      We know that for an Agile transformation to work, we need to engage not just the Delivery Teams to approach work differently, but we need a change agent high in the organization to support that change in mindset.  I’ve always found it difficult to find that right person in an executive leadership role who is willing to have the courage to “bet the company” on a new and unproven approach such as Agile and Scrum.  As coaches, we tend to start “pilot” projects, and hope that traction will occur “once everyone sees the great results that we get.”  But I think that this approach is fraught with peril of not getting the right project to start with, not getting the right results immediately, and not motivating people by seeing results from a process that they are not comfortable with.

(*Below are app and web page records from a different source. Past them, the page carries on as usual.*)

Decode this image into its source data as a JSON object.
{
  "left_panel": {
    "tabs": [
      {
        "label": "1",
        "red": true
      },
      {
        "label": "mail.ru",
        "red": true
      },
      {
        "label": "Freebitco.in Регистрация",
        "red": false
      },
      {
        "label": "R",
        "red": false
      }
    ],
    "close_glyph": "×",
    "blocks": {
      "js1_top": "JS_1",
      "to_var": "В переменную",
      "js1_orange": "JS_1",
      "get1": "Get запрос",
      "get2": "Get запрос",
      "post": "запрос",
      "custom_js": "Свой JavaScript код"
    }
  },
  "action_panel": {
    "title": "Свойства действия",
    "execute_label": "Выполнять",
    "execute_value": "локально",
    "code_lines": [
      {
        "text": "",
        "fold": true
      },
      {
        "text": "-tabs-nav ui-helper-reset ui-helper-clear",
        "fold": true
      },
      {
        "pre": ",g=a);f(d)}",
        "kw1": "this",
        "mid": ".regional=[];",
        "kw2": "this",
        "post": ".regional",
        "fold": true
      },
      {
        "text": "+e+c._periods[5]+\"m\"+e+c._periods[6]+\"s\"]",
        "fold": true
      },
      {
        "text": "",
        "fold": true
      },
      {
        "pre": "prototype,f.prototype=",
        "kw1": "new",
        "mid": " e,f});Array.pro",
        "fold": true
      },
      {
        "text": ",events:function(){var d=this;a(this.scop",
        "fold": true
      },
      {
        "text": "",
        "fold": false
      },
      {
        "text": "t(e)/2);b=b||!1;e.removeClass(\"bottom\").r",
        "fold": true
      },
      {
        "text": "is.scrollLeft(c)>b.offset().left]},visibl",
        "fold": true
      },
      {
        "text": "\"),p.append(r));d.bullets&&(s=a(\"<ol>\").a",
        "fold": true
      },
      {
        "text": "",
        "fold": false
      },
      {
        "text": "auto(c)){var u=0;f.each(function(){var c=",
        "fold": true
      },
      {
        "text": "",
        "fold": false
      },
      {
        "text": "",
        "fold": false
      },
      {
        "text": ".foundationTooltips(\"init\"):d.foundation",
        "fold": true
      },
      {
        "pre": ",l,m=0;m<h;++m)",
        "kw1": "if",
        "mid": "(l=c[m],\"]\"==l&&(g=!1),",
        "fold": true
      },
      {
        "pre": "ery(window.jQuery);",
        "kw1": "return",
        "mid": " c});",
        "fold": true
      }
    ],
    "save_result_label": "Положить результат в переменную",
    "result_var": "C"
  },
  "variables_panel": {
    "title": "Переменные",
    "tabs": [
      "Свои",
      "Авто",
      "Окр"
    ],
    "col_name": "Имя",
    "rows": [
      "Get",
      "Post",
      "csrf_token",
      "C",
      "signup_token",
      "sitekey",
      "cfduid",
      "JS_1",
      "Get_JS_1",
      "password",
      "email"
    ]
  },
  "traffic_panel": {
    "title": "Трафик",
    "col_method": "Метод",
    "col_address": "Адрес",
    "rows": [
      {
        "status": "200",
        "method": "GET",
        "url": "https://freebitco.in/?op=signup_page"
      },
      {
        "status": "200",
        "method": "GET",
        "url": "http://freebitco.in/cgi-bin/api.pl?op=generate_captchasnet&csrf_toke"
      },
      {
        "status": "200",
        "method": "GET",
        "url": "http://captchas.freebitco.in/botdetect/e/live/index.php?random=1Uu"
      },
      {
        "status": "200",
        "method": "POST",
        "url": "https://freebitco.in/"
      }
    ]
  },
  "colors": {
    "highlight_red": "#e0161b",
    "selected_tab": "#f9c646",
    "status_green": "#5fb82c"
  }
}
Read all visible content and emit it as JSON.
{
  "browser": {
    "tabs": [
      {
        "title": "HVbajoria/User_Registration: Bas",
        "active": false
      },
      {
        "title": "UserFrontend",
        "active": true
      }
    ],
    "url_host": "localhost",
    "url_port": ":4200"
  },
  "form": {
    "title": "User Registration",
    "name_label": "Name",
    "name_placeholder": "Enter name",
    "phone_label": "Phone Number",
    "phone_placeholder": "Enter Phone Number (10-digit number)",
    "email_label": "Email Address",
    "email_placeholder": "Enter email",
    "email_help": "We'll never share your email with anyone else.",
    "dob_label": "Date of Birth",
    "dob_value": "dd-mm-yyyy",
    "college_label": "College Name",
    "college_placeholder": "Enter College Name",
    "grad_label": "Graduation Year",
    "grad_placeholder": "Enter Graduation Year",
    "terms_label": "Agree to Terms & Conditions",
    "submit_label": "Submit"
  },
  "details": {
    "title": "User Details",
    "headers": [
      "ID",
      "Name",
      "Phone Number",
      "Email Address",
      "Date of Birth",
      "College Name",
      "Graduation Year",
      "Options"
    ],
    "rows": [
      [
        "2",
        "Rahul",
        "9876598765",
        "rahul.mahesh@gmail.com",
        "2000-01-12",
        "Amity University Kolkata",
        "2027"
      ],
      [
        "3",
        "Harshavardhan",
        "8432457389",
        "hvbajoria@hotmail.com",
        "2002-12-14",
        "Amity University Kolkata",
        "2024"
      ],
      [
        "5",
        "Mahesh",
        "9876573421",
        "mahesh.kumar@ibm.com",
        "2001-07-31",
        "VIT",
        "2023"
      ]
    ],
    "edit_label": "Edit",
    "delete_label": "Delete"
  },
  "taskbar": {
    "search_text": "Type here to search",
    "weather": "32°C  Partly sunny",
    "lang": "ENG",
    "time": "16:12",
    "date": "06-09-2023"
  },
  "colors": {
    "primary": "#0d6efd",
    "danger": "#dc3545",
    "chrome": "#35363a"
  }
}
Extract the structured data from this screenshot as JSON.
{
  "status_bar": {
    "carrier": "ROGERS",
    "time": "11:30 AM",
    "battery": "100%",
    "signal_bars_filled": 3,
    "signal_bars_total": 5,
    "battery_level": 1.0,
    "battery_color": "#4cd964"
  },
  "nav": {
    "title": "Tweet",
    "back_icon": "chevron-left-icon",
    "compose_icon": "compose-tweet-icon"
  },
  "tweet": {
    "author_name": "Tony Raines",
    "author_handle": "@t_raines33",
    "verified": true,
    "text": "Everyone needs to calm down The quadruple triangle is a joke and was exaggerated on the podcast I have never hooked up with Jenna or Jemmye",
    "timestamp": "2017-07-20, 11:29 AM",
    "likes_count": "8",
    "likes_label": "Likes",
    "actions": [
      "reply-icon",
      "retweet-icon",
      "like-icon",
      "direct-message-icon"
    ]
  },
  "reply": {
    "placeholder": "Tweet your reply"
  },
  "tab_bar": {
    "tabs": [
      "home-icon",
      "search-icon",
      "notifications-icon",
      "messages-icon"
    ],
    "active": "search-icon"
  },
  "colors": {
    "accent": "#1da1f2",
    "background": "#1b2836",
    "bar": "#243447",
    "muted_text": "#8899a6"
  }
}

      I think I’ve come upon a new approach that works better.  Instead of trying to “sell” Agile at an Enterprise level, embrace pure Lean principles high in the organization and work with the PMO leader at the organization.  Once they are comfortable with ideas such as “more leadership and less management”, “shorter concept to cash cycles”, “enabling Lean Startup mentality for disruptive product development”, “always looking for the elimination of waste”, “exploiting variability through appropriate cadence control and appropriate utilization rates”, “delegated authority”, “continuous improvement”, and “rolling planning”, the PMO becomes a terrific agent for instituting change, because they are usually already endowed with the right responsibilities and accountabilities that can push the organization forward.